> **RECORDS FOR THE EXERCISE**
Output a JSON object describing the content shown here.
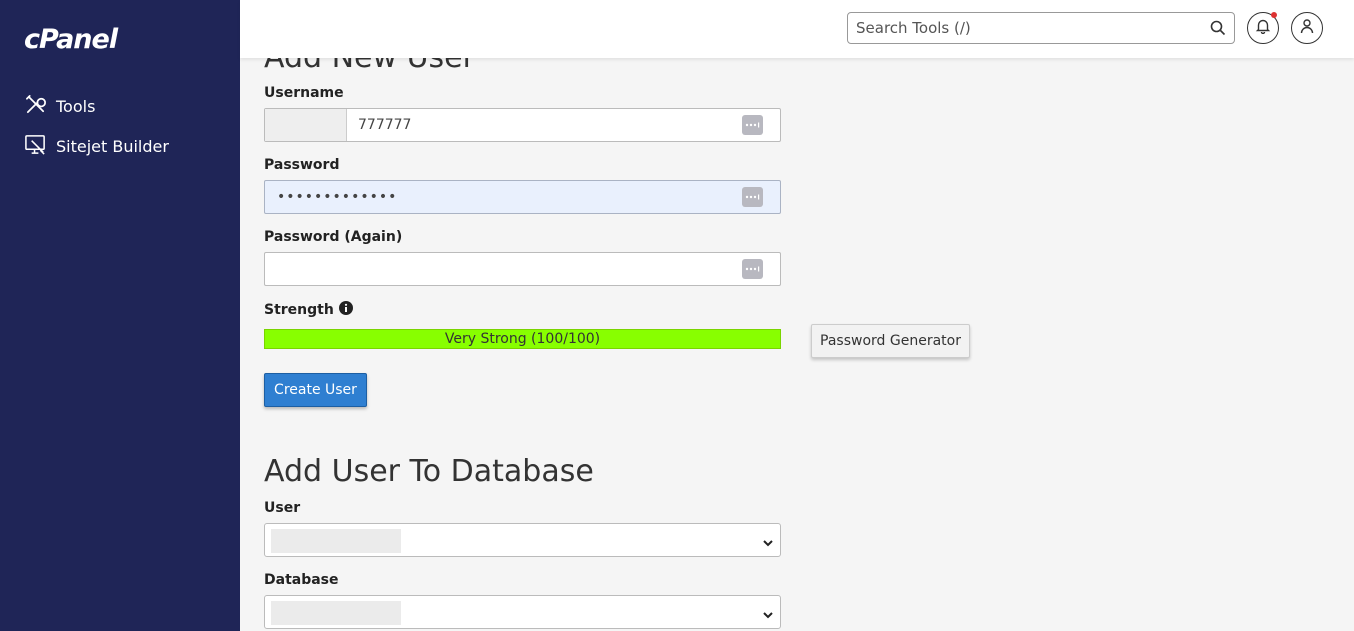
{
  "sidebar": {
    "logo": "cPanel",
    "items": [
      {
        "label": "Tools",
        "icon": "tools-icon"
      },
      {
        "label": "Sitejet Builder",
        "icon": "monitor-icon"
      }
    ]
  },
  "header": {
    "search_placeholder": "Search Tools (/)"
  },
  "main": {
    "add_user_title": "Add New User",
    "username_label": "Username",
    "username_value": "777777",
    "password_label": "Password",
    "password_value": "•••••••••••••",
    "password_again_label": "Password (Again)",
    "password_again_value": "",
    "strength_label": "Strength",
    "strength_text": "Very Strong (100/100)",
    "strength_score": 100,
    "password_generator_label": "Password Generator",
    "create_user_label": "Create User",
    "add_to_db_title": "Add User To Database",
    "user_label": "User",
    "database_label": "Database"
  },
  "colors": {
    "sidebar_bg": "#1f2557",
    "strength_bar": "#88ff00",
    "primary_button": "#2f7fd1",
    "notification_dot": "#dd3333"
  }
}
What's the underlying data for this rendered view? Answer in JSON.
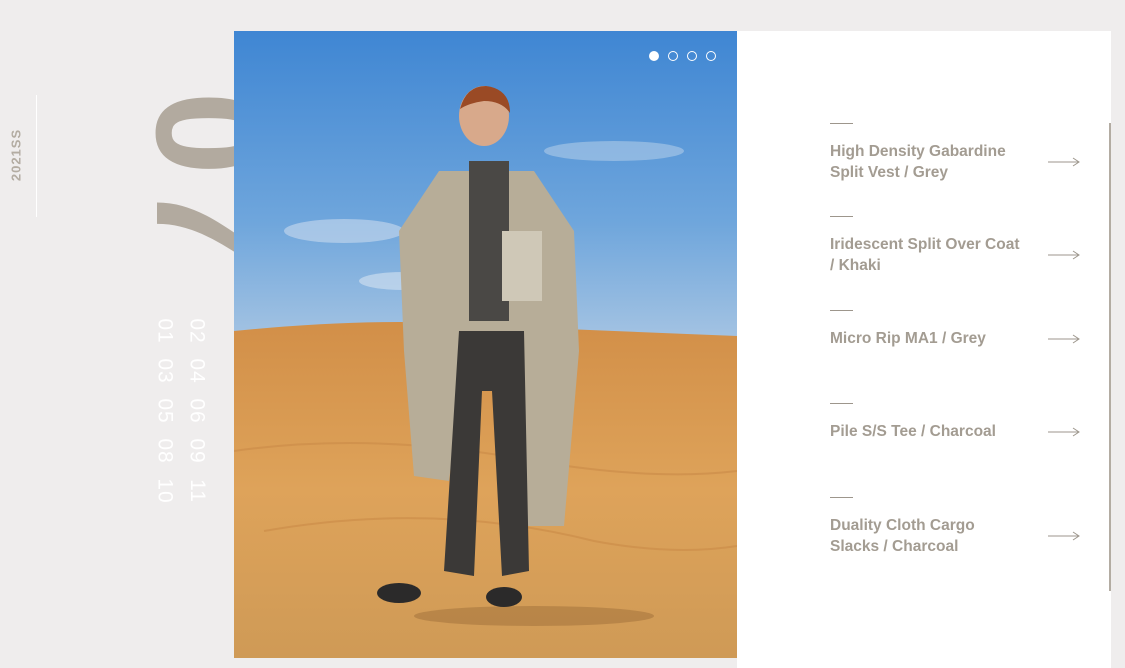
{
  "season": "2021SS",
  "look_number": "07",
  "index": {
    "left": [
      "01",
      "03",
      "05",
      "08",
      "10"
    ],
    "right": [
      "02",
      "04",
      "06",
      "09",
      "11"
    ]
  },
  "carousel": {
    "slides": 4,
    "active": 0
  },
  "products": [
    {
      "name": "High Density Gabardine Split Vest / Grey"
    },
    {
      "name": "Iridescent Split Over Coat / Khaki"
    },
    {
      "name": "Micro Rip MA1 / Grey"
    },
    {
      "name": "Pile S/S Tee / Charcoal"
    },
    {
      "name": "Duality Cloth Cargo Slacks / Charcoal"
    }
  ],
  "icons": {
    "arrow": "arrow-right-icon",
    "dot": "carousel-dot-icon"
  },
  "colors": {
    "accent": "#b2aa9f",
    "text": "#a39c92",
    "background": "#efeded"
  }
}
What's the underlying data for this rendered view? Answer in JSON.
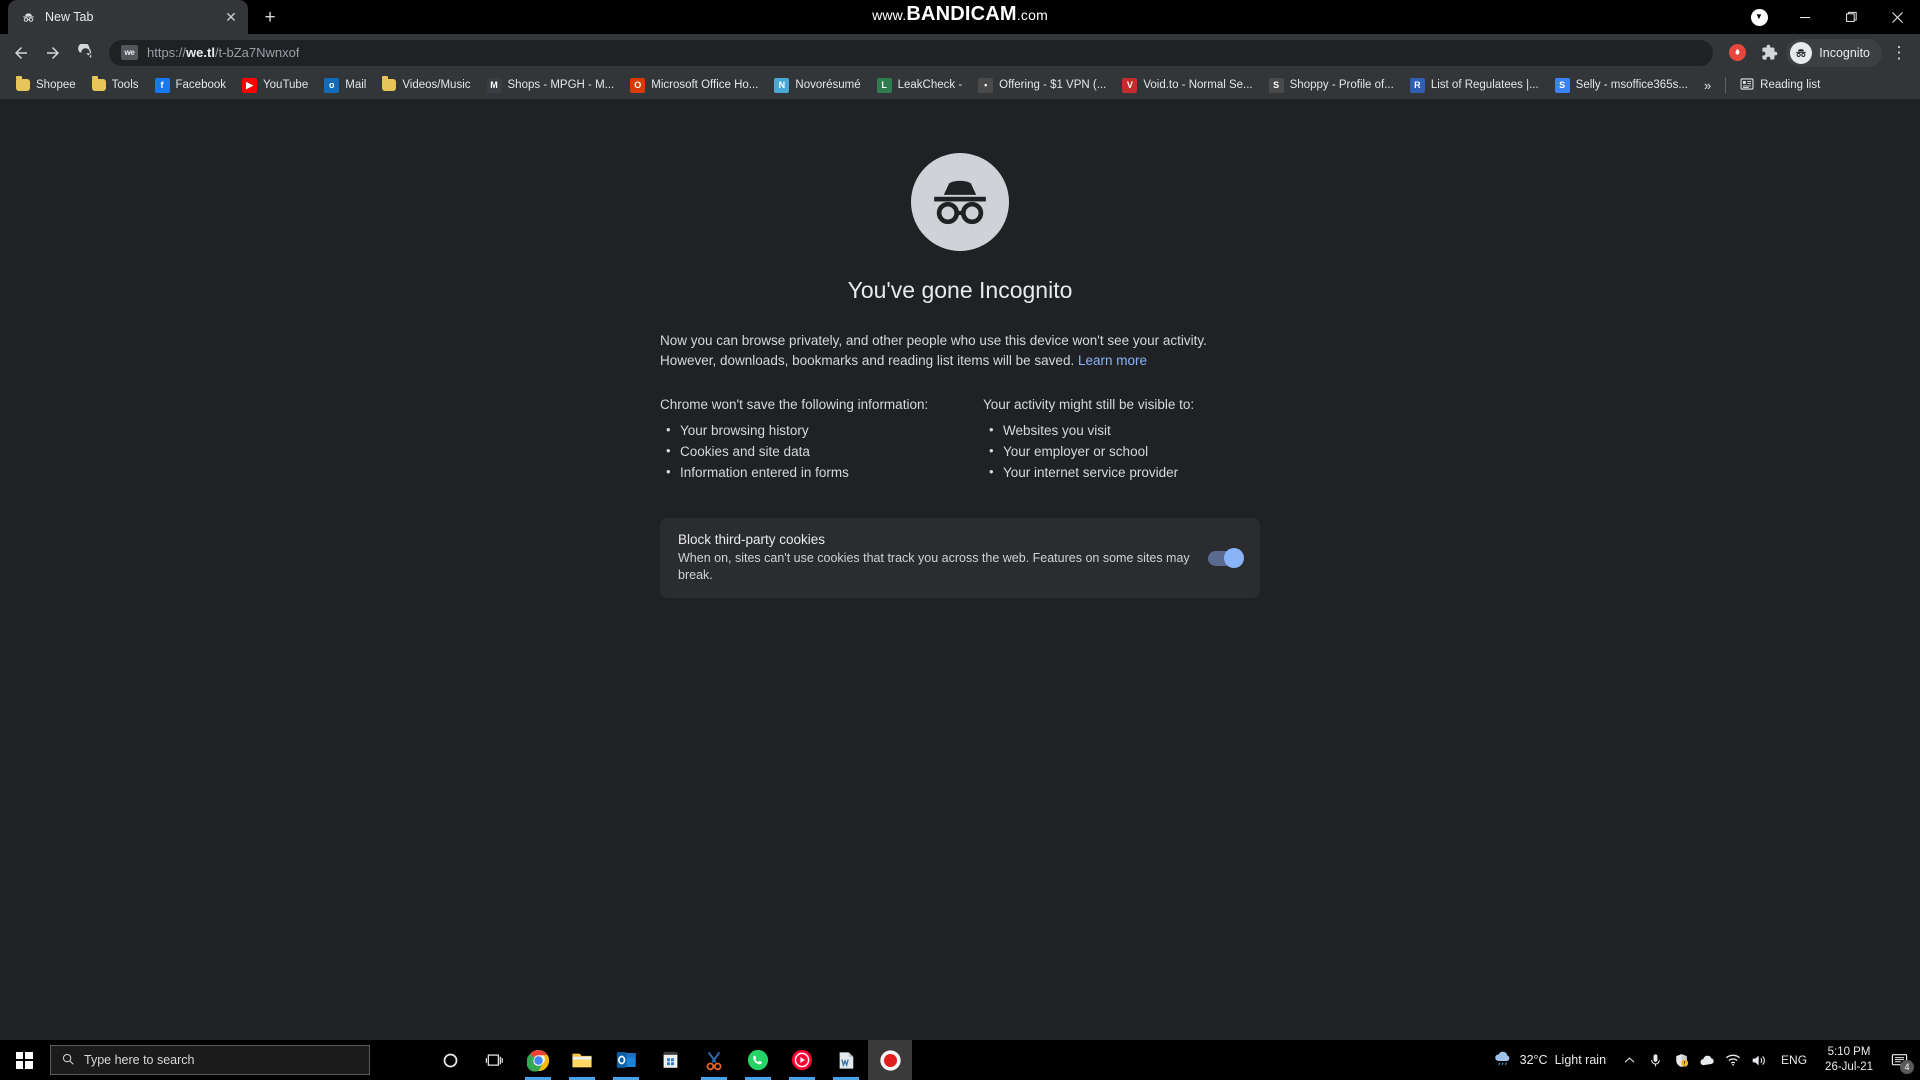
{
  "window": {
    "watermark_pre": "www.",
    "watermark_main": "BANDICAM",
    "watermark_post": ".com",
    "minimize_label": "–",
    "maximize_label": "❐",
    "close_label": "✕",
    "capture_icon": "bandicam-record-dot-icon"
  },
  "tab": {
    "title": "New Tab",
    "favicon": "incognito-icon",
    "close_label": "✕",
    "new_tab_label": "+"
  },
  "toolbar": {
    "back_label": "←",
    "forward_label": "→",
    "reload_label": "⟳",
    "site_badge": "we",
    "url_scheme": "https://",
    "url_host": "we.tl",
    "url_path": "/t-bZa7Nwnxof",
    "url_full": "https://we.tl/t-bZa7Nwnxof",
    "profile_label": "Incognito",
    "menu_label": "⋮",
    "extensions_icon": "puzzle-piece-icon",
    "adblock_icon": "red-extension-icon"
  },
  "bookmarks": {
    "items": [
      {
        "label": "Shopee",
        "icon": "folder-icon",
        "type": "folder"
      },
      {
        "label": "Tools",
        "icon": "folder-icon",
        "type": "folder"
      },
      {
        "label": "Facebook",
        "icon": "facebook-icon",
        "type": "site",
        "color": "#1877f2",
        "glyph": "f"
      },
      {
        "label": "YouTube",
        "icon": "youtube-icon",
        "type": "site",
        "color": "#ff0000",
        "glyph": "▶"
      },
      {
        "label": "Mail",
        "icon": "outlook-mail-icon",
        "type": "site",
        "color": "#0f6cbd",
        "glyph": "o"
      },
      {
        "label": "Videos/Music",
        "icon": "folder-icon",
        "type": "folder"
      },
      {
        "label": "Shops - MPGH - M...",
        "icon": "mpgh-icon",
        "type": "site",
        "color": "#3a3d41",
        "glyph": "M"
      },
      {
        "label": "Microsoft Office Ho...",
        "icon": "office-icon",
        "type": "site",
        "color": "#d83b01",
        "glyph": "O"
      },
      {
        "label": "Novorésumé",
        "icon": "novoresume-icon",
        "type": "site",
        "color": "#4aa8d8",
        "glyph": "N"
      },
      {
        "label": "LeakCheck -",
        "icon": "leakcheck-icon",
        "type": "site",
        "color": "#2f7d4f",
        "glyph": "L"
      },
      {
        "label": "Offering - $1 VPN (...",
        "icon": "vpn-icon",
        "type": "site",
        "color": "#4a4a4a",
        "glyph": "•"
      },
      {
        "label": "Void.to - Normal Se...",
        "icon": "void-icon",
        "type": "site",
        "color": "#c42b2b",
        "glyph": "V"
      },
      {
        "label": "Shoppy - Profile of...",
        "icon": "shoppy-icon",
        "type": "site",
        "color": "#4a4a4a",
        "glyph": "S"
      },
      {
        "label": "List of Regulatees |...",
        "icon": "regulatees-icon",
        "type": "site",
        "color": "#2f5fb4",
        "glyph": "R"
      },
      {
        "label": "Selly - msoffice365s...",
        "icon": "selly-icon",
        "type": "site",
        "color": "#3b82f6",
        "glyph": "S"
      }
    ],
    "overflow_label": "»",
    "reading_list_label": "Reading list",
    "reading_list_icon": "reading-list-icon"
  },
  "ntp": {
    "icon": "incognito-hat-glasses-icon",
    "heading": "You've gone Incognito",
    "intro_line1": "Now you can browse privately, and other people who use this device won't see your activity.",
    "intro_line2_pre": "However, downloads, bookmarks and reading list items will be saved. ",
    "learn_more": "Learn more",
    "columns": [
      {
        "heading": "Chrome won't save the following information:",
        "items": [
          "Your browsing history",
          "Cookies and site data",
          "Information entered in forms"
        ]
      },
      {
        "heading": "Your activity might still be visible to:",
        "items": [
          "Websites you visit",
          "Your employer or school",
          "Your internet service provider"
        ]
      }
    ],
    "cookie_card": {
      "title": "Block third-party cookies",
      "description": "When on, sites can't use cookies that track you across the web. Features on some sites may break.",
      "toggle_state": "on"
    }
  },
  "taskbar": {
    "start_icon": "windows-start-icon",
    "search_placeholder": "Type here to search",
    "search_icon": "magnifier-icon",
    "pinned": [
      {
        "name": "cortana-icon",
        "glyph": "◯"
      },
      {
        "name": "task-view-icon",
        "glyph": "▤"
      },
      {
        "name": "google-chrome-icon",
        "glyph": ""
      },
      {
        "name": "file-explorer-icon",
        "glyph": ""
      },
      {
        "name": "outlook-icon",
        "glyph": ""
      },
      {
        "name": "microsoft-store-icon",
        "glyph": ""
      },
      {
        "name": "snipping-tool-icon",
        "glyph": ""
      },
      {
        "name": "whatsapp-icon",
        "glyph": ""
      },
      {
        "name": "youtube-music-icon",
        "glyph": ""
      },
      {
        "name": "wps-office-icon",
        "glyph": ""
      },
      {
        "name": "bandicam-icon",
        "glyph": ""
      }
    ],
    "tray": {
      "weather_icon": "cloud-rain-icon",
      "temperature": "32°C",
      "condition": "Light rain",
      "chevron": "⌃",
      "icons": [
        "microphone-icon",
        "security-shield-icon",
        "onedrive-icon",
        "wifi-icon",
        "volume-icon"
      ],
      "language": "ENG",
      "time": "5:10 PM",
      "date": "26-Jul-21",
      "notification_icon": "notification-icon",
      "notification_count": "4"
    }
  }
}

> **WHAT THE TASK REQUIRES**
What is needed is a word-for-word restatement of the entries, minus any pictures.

> **ANSWER BOX**
Output a JSON object describing the content shown here.
{
  "sidebar": {
    "logo": "cPanel",
    "items": [
      {
        "label": "Tools",
        "icon": "tools-icon"
      },
      {
        "label": "Sitejet Builder",
        "icon": "monitor-icon"
      }
    ]
  },
  "header": {
    "search_placeholder": "Search Tools (/)"
  },
  "main": {
    "add_user_title": "Add New User",
    "username_label": "Username",
    "username_value": "777777",
    "password_label": "Password",
    "password_value": "•••••••••••••",
    "password_again_label": "Password (Again)",
    "password_again_value": "",
    "strength_label": "Strength",
    "strength_text": "Very Strong (100/100)",
    "strength_score": 100,
    "password_generator_label": "Password Generator",
    "create_user_label": "Create User",
    "add_to_db_title": "Add User To Database",
    "user_label": "User",
    "database_label": "Database"
  },
  "colors": {
    "sidebar_bg": "#1f2557",
    "strength_bar": "#88ff00",
    "primary_button": "#2f7fd1",
    "notification_dot": "#dd3333"
  }
}
What's the underlying data for this rendered view? Answer in JSON.
{
  "season": "2021SS",
  "look_number": "07",
  "index": {
    "left": [
      "01",
      "03",
      "05",
      "08",
      "10"
    ],
    "right": [
      "02",
      "04",
      "06",
      "09",
      "11"
    ]
  },
  "carousel": {
    "slides": 4,
    "active": 0
  },
  "products": [
    {
      "name": "High Density Gabardine Split Vest / Grey"
    },
    {
      "name": "Iridescent Split Over Coat / Khaki"
    },
    {
      "name": "Micro Rip MA1 / Grey"
    },
    {
      "name": "Pile S/S Tee / Charcoal"
    },
    {
      "name": "Duality Cloth Cargo Slacks / Charcoal"
    }
  ],
  "icons": {
    "arrow": "arrow-right-icon",
    "dot": "carousel-dot-icon"
  },
  "colors": {
    "accent": "#b2aa9f",
    "text": "#a39c92",
    "background": "#efeded"
  }
}
What's the underlying data for this rendered view? Answer in JSON.
{
  "window": {
    "watermark_pre": "www.",
    "watermark_main": "BANDICAM",
    "watermark_post": ".com",
    "minimize_label": "–",
    "maximize_label": "❐",
    "close_label": "✕",
    "capture_icon": "bandicam-record-dot-icon"
  },
  "tab": {
    "title": "New Tab",
    "favicon": "incognito-icon",
    "close_label": "✕",
    "new_tab_label": "+"
  },
  "toolbar": {
    "back_label": "←",
    "forward_label": "→",
    "reload_label": "⟳",
    "site_badge": "we",
    "url_scheme": "https://",
    "url_host": "we.tl",
    "url_path": "/t-bZa7Nwnxof",
    "url_full": "https://we.tl/t-bZa7Nwnxof",
    "profile_label": "Incognito",
    "menu_label": "⋮",
    "extensions_icon": "puzzle-piece-icon",
    "adblock_icon": "red-extension-icon"
  },
  "bookmarks": {
    "items": [
      {
        "label": "Shopee",
        "icon": "folder-icon",
        "type": "folder"
      },
      {
        "label": "Tools",
        "icon": "folder-icon",
        "type": "folder"
      },
      {
        "label": "Facebook",
        "icon": "facebook-icon",
        "type": "site",
        "color": "#1877f2",
        "glyph": "f"
      },
      {
        "label": "YouTube",
        "icon": "youtube-icon",
        "type": "site",
        "color": "#ff0000",
        "glyph": "▶"
      },
      {
        "label": "Mail",
        "icon": "outlook-mail-icon",
        "type": "site",
        "color": "#0f6cbd",
        "glyph": "o"
      },
      {
        "label": "Videos/Music",
        "icon": "folder-icon",
        "type": "folder"
      },
      {
        "label": "Shops - MPGH - M...",
        "icon": "mpgh-icon",
        "type": "site",
        "color": "#3a3d41",
        "glyph": "M"
      },
      {
        "label": "Microsoft Office Ho...",
        "icon": "office-icon",
        "type": "site",
        "color": "#d83b01",
        "glyph": "O"
      },
      {
        "label": "Novorésumé",
        "icon": "novoresume-icon",
        "type": "site",
        "color": "#4aa8d8",
        "glyph": "N"
      },
      {
        "label": "LeakCheck -",
        "icon": "leakcheck-icon",
        "type": "site",
        "color": "#2f7d4f",
        "glyph": "L"
      },
      {
        "label": "Offering - $1 VPN (...",
        "icon": "vpn-icon",
        "type": "site",
        "color": "#4a4a4a",
        "glyph": "•"
      },
      {
        "label": "Void.to - Normal Se...",
        "icon": "void-icon",
        "type": "site",
        "color": "#c42b2b",
        "glyph": "V"
      },
      {
        "label": "Shoppy - Profile of...",
        "icon": "shoppy-icon",
        "type": "site",
        "color": "#4a4a4a",
        "glyph": "S"
      },
      {
        "label": "List of Regulatees |...",
        "icon": "regulatees-icon",
        "type": "site",
        "color": "#2f5fb4",
        "glyph": "R"
      },
      {
        "label": "Selly - msoffice365s...",
        "icon": "selly-icon",
        "type": "site",
        "color": "#3b82f6",
        "glyph": "S"
      }
    ],
    "overflow_label": "»",
    "reading_list_label": "Reading list",
    "reading_list_icon": "reading-list-icon"
  },
  "ntp": {
    "icon": "incognito-hat-glasses-icon",
    "heading": "You've gone Incognito",
    "intro_line1": "Now you can browse privately, and other people who use this device won't see your activity.",
    "intro_line2_pre": "However, downloads, bookmarks and reading list items will be saved. ",
    "learn_more": "Learn more",
    "columns": [
      {
        "heading": "Chrome won't save the following information:",
        "items": [
          "Your browsing history",
          "Cookies and site data",
          "Information entered in forms"
        ]
      },
      {
        "heading": "Your activity might still be visible to:",
        "items": [
          "Websites you visit",
          "Your employer or school",
          "Your internet service provider"
        ]
      }
    ],
    "cookie_card": {
      "title": "Block third-party cookies",
      "description": "When on, sites can't use cookies that track you across the web. Features on some sites may break.",
      "toggle_state": "on"
    }
  },
  "taskbar": {
    "start_icon": "windows-start-icon",
    "search_placeholder": "Type here to search",
    "search_icon": "magnifier-icon",
    "pinned": [
      {
        "name": "cortana-icon",
        "glyph": "◯"
      },
      {
        "name": "task-view-icon",
        "glyph": "▤"
      },
      {
        "name": "google-chrome-icon",
        "glyph": ""
      },
      {
        "name": "file-explorer-icon",
        "glyph": ""
      },
      {
        "name": "outlook-icon",
        "glyph": ""
      },
      {
        "name": "microsoft-store-icon",
        "glyph": ""
      },
      {
        "name": "snipping-tool-icon",
        "glyph": ""
      },
      {
        "name": "whatsapp-icon",
        "glyph": ""
      },
      {
        "name": "youtube-music-icon",
        "glyph": ""
      },
      {
        "name": "wps-office-icon",
        "glyph": ""
      },
      {
        "name": "bandicam-icon",
        "glyph": ""
      }
    ],
    "tray": {
      "weather_icon": "cloud-rain-icon",
      "temperature": "32°C",
      "condition": "Light rain",
      "chevron": "⌃",
      "icons": [
        "microphone-icon",
        "security-shield-icon",
        "onedrive-icon",
        "wifi-icon",
        "volume-icon"
      ],
      "language": "ENG",
      "time": "5:10 PM",
      "date": "26-Jul-21",
      "notification_icon": "notification-icon",
      "notification_count": "4"
    }
  }
}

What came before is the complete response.